→ What you have to do
All records are to be reproduced verbatim, with images omitted.

→ Information given
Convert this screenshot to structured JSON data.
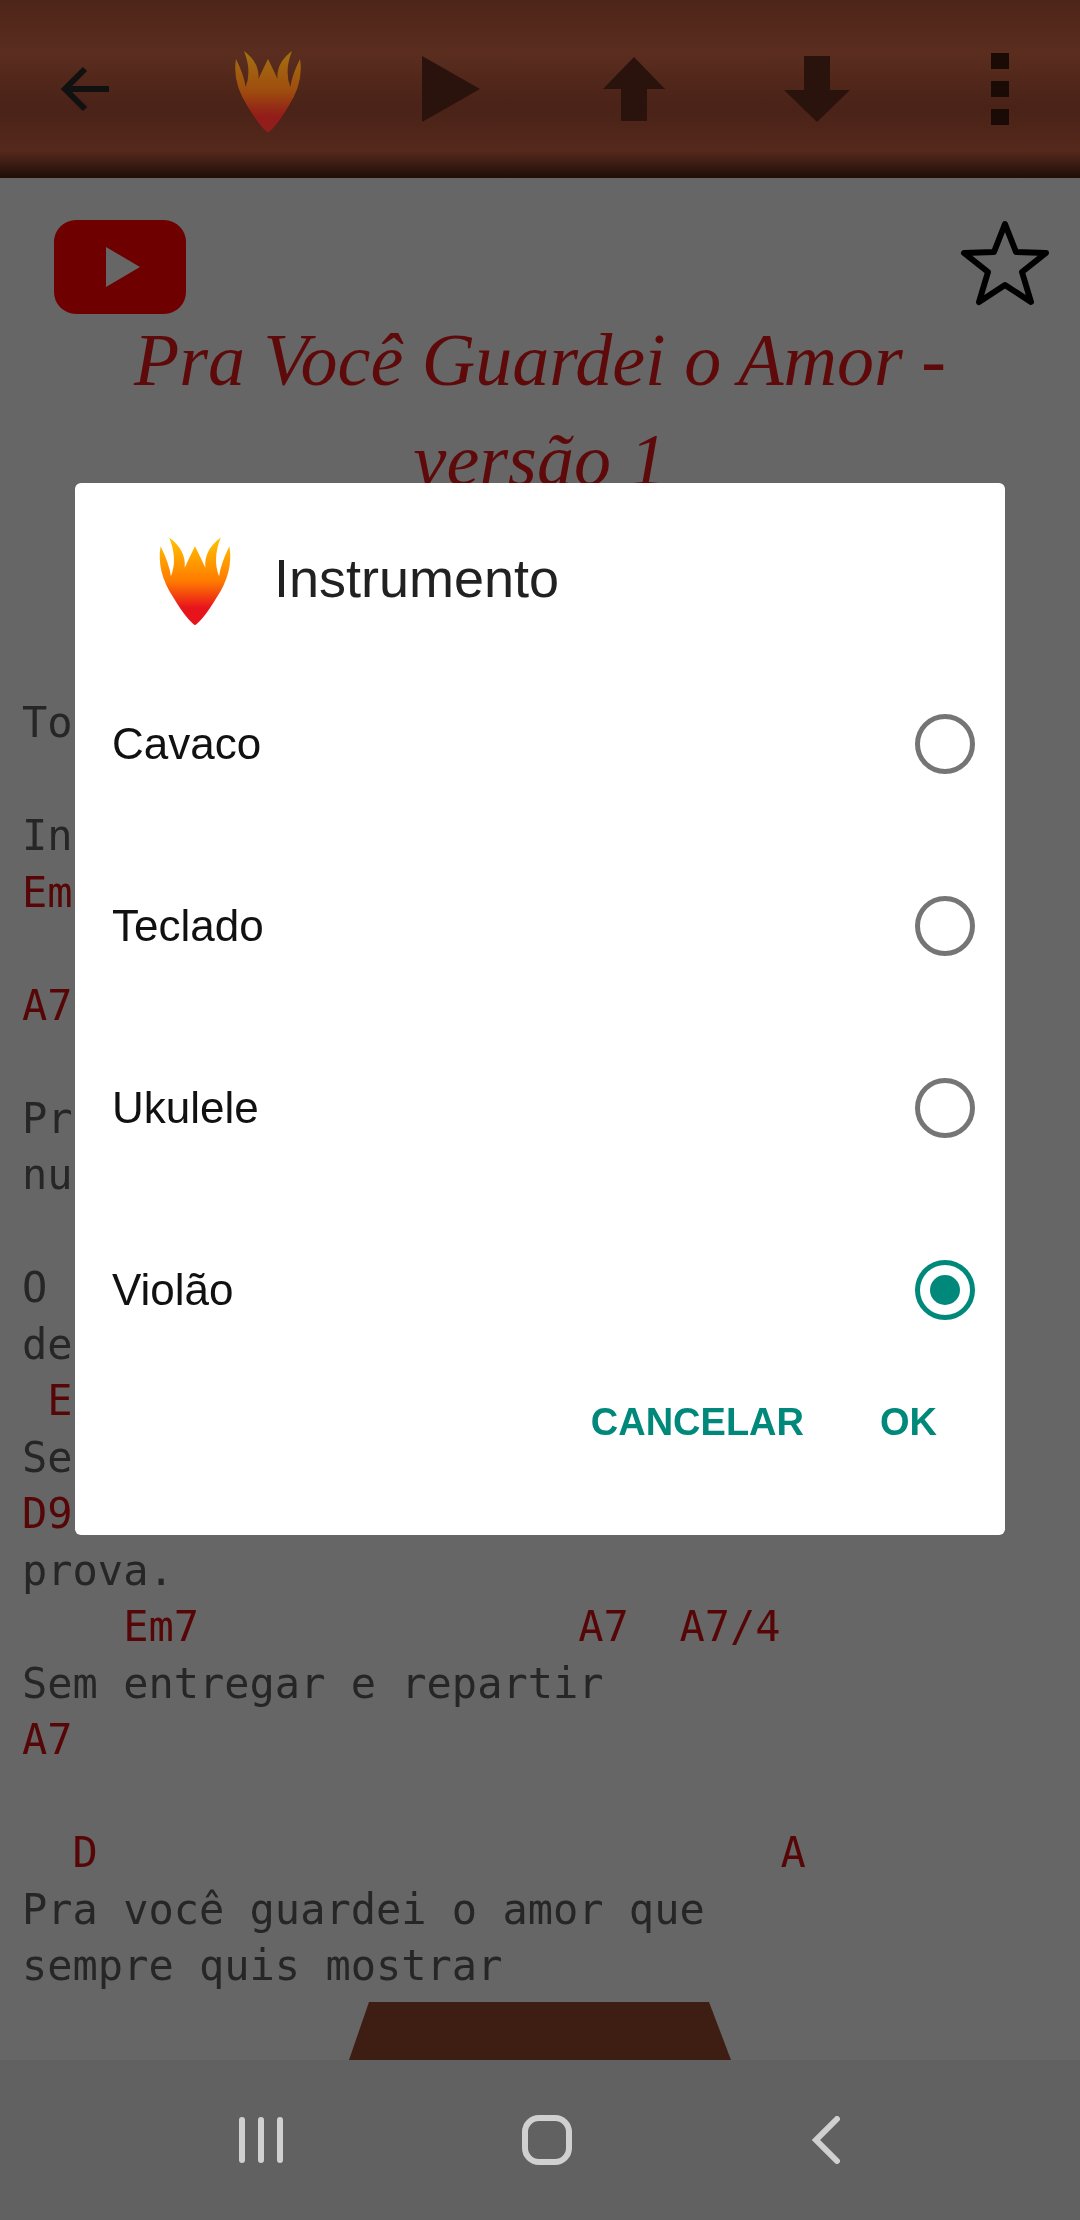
{
  "song": {
    "favorite": false,
    "title_lines": [
      "Pra Você Guardei o Amor -",
      "versão 1"
    ],
    "lines": [
      {
        "kind": "text",
        "text": "To"
      },
      {
        "kind": "blank"
      },
      {
        "kind": "text",
        "text": "In"
      },
      {
        "kind": "chord",
        "text": "Em"
      },
      {
        "kind": "blank"
      },
      {
        "kind": "chord",
        "text": "A7"
      },
      {
        "kind": "blank"
      },
      {
        "kind": "text",
        "text": "Pr"
      },
      {
        "kind": "text",
        "text": "nu"
      },
      {
        "kind": "blank"
      },
      {
        "kind": "text",
        "text": "O"
      },
      {
        "kind": "text",
        "text": "de"
      },
      {
        "kind": "chord",
        "text": " E"
      },
      {
        "kind": "text",
        "text": "Se"
      },
      {
        "kind": "chord",
        "text": "D9"
      },
      {
        "kind": "text",
        "text": "prova."
      },
      {
        "kind": "chord",
        "text": "    Em7               A7  A7/4"
      },
      {
        "kind": "text",
        "text": "Sem entregar e repartir"
      },
      {
        "kind": "chord",
        "text": "A7"
      },
      {
        "kind": "blank"
      },
      {
        "kind": "chord",
        "text": "  D                           A"
      },
      {
        "kind": "text",
        "text": "Pra você guardei o amor que"
      },
      {
        "kind": "text",
        "text": "sempre quis mostrar"
      }
    ]
  },
  "dialog": {
    "title": "Instrumento",
    "options": [
      {
        "label": "Cavaco",
        "selected": false
      },
      {
        "label": "Teclado",
        "selected": false
      },
      {
        "label": "Ukulele",
        "selected": false
      },
      {
        "label": "Violão",
        "selected": true
      }
    ],
    "buttons": [
      "CANCELAR",
      "OK"
    ]
  }
}
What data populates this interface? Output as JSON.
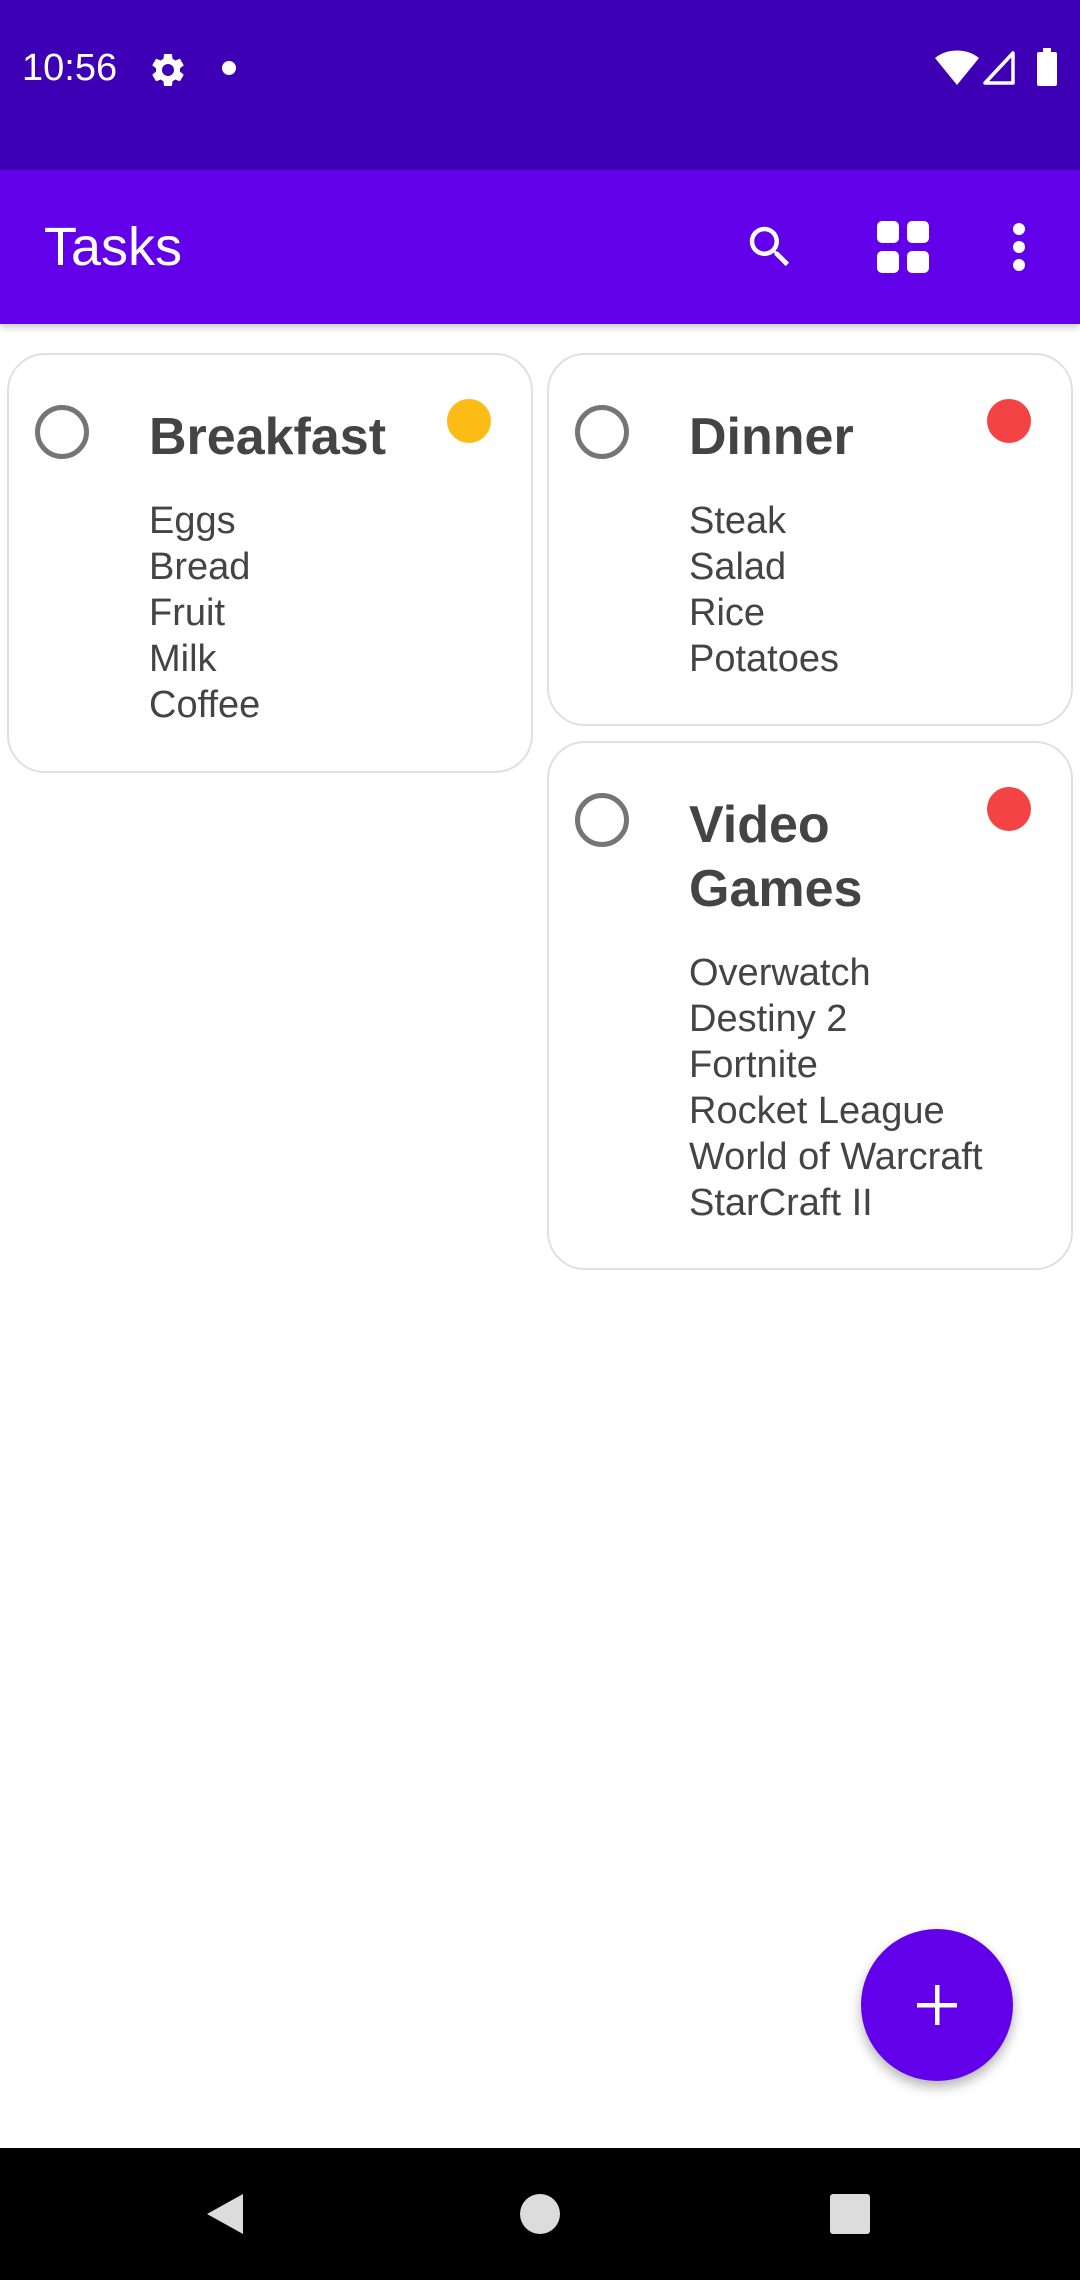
{
  "status_bar": {
    "time": "10:56",
    "icons": [
      "gear-icon",
      "notification-dot-icon",
      "wifi-icon",
      "signal-icon",
      "battery-icon"
    ]
  },
  "app_bar": {
    "title": "Tasks",
    "actions": [
      "search-icon",
      "grid-view-icon",
      "more-vert-icon"
    ]
  },
  "colors": {
    "status_bar": "#3d00b5",
    "app_bar": "#6200ea",
    "accent": "#6200ea",
    "priority_medium": "#fbbc16",
    "priority_high": "#f44344",
    "text": "#444444",
    "card_border": "#e0e0e0"
  },
  "cards": [
    {
      "title": "Breakfast",
      "priority_color": "#fbbc16",
      "completed": false,
      "items": [
        "Eggs",
        "Bread",
        "Fruit",
        "Milk",
        "Coffee"
      ]
    },
    {
      "title": "Dinner",
      "priority_color": "#f44344",
      "completed": false,
      "items": [
        "Steak",
        "Salad",
        "Rice",
        "Potatoes"
      ]
    },
    {
      "title": "Video Games",
      "priority_color": "#f44344",
      "completed": false,
      "items": [
        "Overwatch",
        "Destiny 2",
        "Fortnite",
        "Rocket League",
        "World of Warcraft",
        "StarCraft II"
      ]
    }
  ],
  "fab": {
    "icon": "plus-icon"
  },
  "nav_bar": {
    "icons": [
      "back-icon",
      "home-icon",
      "recents-icon"
    ]
  }
}
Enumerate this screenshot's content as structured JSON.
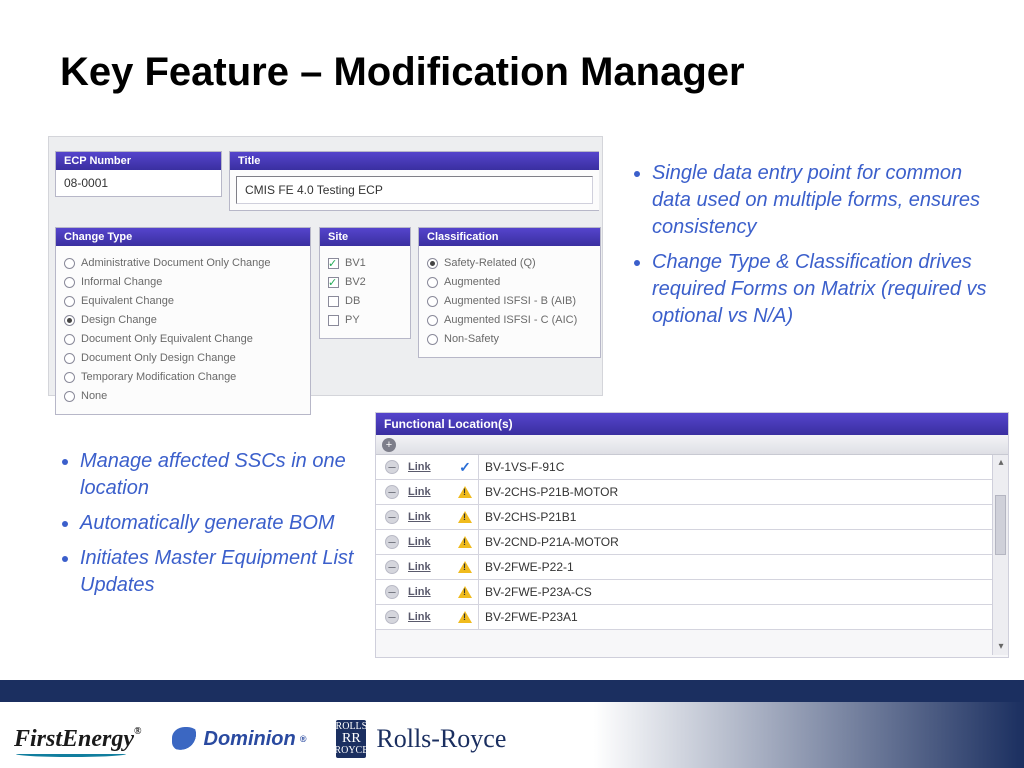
{
  "title": "Key Feature – Modification Manager",
  "ecp": {
    "header": "ECP Number",
    "value": "08-0001"
  },
  "ecpTitle": {
    "header": "Title",
    "value": "CMIS FE 4.0 Testing ECP"
  },
  "changeType": {
    "header": "Change Type",
    "options": [
      "Administrative Document Only Change",
      "Informal Change",
      "Equivalent Change",
      "Design Change",
      "Document Only Equivalent Change",
      "Document Only Design Change",
      "Temporary Modification Change",
      "None"
    ],
    "selected": 3
  },
  "site": {
    "header": "Site",
    "options": [
      "BV1",
      "BV2",
      "DB",
      "PY"
    ],
    "checked": [
      true,
      true,
      false,
      false
    ]
  },
  "classification": {
    "header": "Classification",
    "options": [
      "Safety-Related (Q)",
      "Augmented",
      "Augmented ISFSI - B (AIB)",
      "Augmented ISFSI - C (AIC)",
      "Non-Safety"
    ],
    "selected": 0
  },
  "bulletsRight": [
    "Single data entry point for common data used on multiple forms, ensures consistency",
    "Change Type & Classification drives required Forms on Matrix (required  vs optional vs N/A)"
  ],
  "bulletsLeft": [
    "Manage affected SSCs in one location",
    "Automatically generate BOM",
    "Initiates Master Equipment List Updates"
  ],
  "funcLoc": {
    "header": "Functional Location(s)",
    "linkLabel": "Link",
    "rows": [
      {
        "loc": "BV-1VS-F-91C",
        "status": "check"
      },
      {
        "loc": "BV-2CHS-P21B-MOTOR",
        "status": "warn"
      },
      {
        "loc": "BV-2CHS-P21B1",
        "status": "warn"
      },
      {
        "loc": "BV-2CND-P21A-MOTOR",
        "status": "warn"
      },
      {
        "loc": "BV-2FWE-P22-1",
        "status": "warn"
      },
      {
        "loc": "BV-2FWE-P23A-CS",
        "status": "warn"
      },
      {
        "loc": "BV-2FWE-P23A1",
        "status": "warn"
      }
    ]
  },
  "logos": {
    "firstEnergy": "FirstEnergy",
    "dominion": "Dominion",
    "rollsRoyce": "Rolls-Royce",
    "rrBadgeTop": "ROLLS",
    "rrBadgeMid": "RR",
    "rrBadgeBot": "ROYCE"
  }
}
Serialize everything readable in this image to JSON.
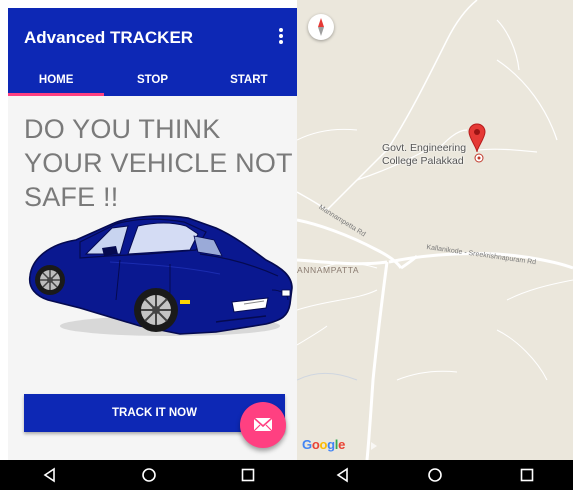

→ Completed task
Convert this screenshot to structured JSON data.
{
  "song": {
    "favorite": false,
    "title_lines": [
      "Pra Você Guardei o Amor -",
      "versão 1"
    ],
    "lines": [
      {
        "kind": "text",
        "text": "To"
      },
      {
        "kind": "blank"
      },
      {
        "kind": "text",
        "text": "In"
      },
      {
        "kind": "chord",
        "text": "Em"
      },
      {
        "kind": "blank"
      },
      {
        "kind": "chord",
        "text": "A7"
      },
      {
        "kind": "blank"
      },
      {
        "kind": "text",
        "text": "Pr"
      },
      {
        "kind": "text",
        "text": "nu"
      },
      {
        "kind": "blank"
      },
      {
        "kind": "text",
        "text": "O"
      },
      {
        "kind": "text",
        "text": "de"
      },
      {
        "kind": "chord",
        "text": " E"
      },
      {
        "kind": "text",
        "text": "Se"
      },
      {
        "kind": "chord",
        "text": "D9"
      },
      {
        "kind": "text",
        "text": "prova."
      },
      {
        "kind": "chord",
        "text": "    Em7               A7  A7/4"
      },
      {
        "kind": "text",
        "text": "Sem entregar e repartir"
      },
      {
        "kind": "chord",
        "text": "A7"
      },
      {
        "kind": "blank"
      },
      {
        "kind": "chord",
        "text": "  D                           A"
      },
      {
        "kind": "text",
        "text": "Pra você guardei o amor que"
      },
      {
        "kind": "text",
        "text": "sempre quis mostrar"
      }
    ]
  },
  "dialog": {
    "title": "Instrumento",
    "options": [
      {
        "label": "Cavaco",
        "selected": false
      },
      {
        "label": "Teclado",
        "selected": false
      },
      {
        "label": "Ukulele",
        "selected": false
      },
      {
        "label": "Violão",
        "selected": true
      }
    ],
    "buttons": [
      "CANCELAR",
      "OK"
    ]
  }
}
What data populates this interface? Output as JSON.
{
  "status_bar": {
    "time": "10:56",
    "icons": [
      "gear-icon",
      "notification-dot-icon",
      "wifi-icon",
      "signal-icon",
      "battery-icon"
    ]
  },
  "app_bar": {
    "title": "Tasks",
    "actions": [
      "search-icon",
      "grid-view-icon",
      "more-vert-icon"
    ]
  },
  "colors": {
    "status_bar": "#3d00b5",
    "app_bar": "#6200ea",
    "accent": "#6200ea",
    "priority_medium": "#fbbc16",
    "priority_high": "#f44344",
    "text": "#444444",
    "card_border": "#e0e0e0"
  },
  "cards": [
    {
      "title": "Breakfast",
      "priority_color": "#fbbc16",
      "completed": false,
      "items": [
        "Eggs",
        "Bread",
        "Fruit",
        "Milk",
        "Coffee"
      ]
    },
    {
      "title": "Dinner",
      "priority_color": "#f44344",
      "completed": false,
      "items": [
        "Steak",
        "Salad",
        "Rice",
        "Potatoes"
      ]
    },
    {
      "title": "Video Games",
      "priority_color": "#f44344",
      "completed": false,
      "items": [
        "Overwatch",
        "Destiny 2",
        "Fortnite",
        "Rocket League",
        "World of Warcraft",
        "StarCraft II"
      ]
    }
  ],
  "fab": {
    "icon": "plus-icon"
  },
  "nav_bar": {
    "icons": [
      "back-icon",
      "home-icon",
      "recents-icon"
    ]
  }
}
Enumerate this screenshot's content as structured JSON.
{
  "title": "Key Feature – Modification Manager",
  "ecp": {
    "header": "ECP Number",
    "value": "08-0001"
  },
  "ecpTitle": {
    "header": "Title",
    "value": "CMIS FE 4.0 Testing ECP"
  },
  "changeType": {
    "header": "Change Type",
    "options": [
      "Administrative Document Only Change",
      "Informal Change",
      "Equivalent Change",
      "Design Change",
      "Document Only Equivalent Change",
      "Document Only Design Change",
      "Temporary Modification Change",
      "None"
    ],
    "selected": 3
  },
  "site": {
    "header": "Site",
    "options": [
      "BV1",
      "BV2",
      "DB",
      "PY"
    ],
    "checked": [
      true,
      true,
      false,
      false
    ]
  },
  "classification": {
    "header": "Classification",
    "options": [
      "Safety-Related (Q)",
      "Augmented",
      "Augmented ISFSI - B (AIB)",
      "Augmented ISFSI - C (AIC)",
      "Non-Safety"
    ],
    "selected": 0
  },
  "bulletsRight": [
    "Single data entry point for common data used on multiple forms, ensures consistency",
    "Change Type & Classification drives required Forms on Matrix (required  vs optional vs N/A)"
  ],
  "bulletsLeft": [
    "Manage affected SSCs in one location",
    "Automatically generate BOM",
    "Initiates Master Equipment List Updates"
  ],
  "funcLoc": {
    "header": "Functional Location(s)",
    "linkLabel": "Link",
    "rows": [
      {
        "loc": "BV-1VS-F-91C",
        "status": "check"
      },
      {
        "loc": "BV-2CHS-P21B-MOTOR",
        "status": "warn"
      },
      {
        "loc": "BV-2CHS-P21B1",
        "status": "warn"
      },
      {
        "loc": "BV-2CND-P21A-MOTOR",
        "status": "warn"
      },
      {
        "loc": "BV-2FWE-P22-1",
        "status": "warn"
      },
      {
        "loc": "BV-2FWE-P23A-CS",
        "status": "warn"
      },
      {
        "loc": "BV-2FWE-P23A1",
        "status": "warn"
      }
    ]
  },
  "logos": {
    "firstEnergy": "FirstEnergy",
    "dominion": "Dominion",
    "rollsRoyce": "Rolls-Royce",
    "rrBadgeTop": "ROLLS",
    "rrBadgeMid": "RR",
    "rrBadgeBot": "ROYCE"
  }
}
Serialize everything readable in this image to JSON.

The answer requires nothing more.